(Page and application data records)
[Start of Attachment]
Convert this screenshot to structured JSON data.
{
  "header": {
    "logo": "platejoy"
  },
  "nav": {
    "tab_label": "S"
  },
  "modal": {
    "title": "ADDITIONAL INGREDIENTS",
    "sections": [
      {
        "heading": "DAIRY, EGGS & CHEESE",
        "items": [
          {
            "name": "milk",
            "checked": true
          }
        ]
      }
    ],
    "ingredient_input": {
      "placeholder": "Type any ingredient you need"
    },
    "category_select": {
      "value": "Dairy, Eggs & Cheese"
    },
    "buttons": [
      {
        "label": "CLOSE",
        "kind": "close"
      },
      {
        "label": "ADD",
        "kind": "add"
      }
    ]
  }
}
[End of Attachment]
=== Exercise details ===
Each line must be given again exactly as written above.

=== Your solution ===
Convert this screenshot to structured JSON data.
{
  "header": {
    "logo": "platejoy"
  },
  "nav": {
    "tab_label": "S"
  },
  "modal": {
    "title": "ADDITIONAL INGREDIENTS",
    "sections": [
      {
        "heading": "DAIRY, EGGS & CHEESE",
        "items": [
          {
            "name": "milk",
            "checked": true
          }
        ]
      }
    ],
    "ingredient_input": {
      "placeholder": "Type any ingredient you need"
    },
    "category_select": {
      "value": "Dairy, Eggs & Cheese"
    },
    "buttons": [
      {
        "label": "CLOSE",
        "kind": "close"
      },
      {
        "label": "ADD",
        "kind": "add"
      }
    ]
  }
}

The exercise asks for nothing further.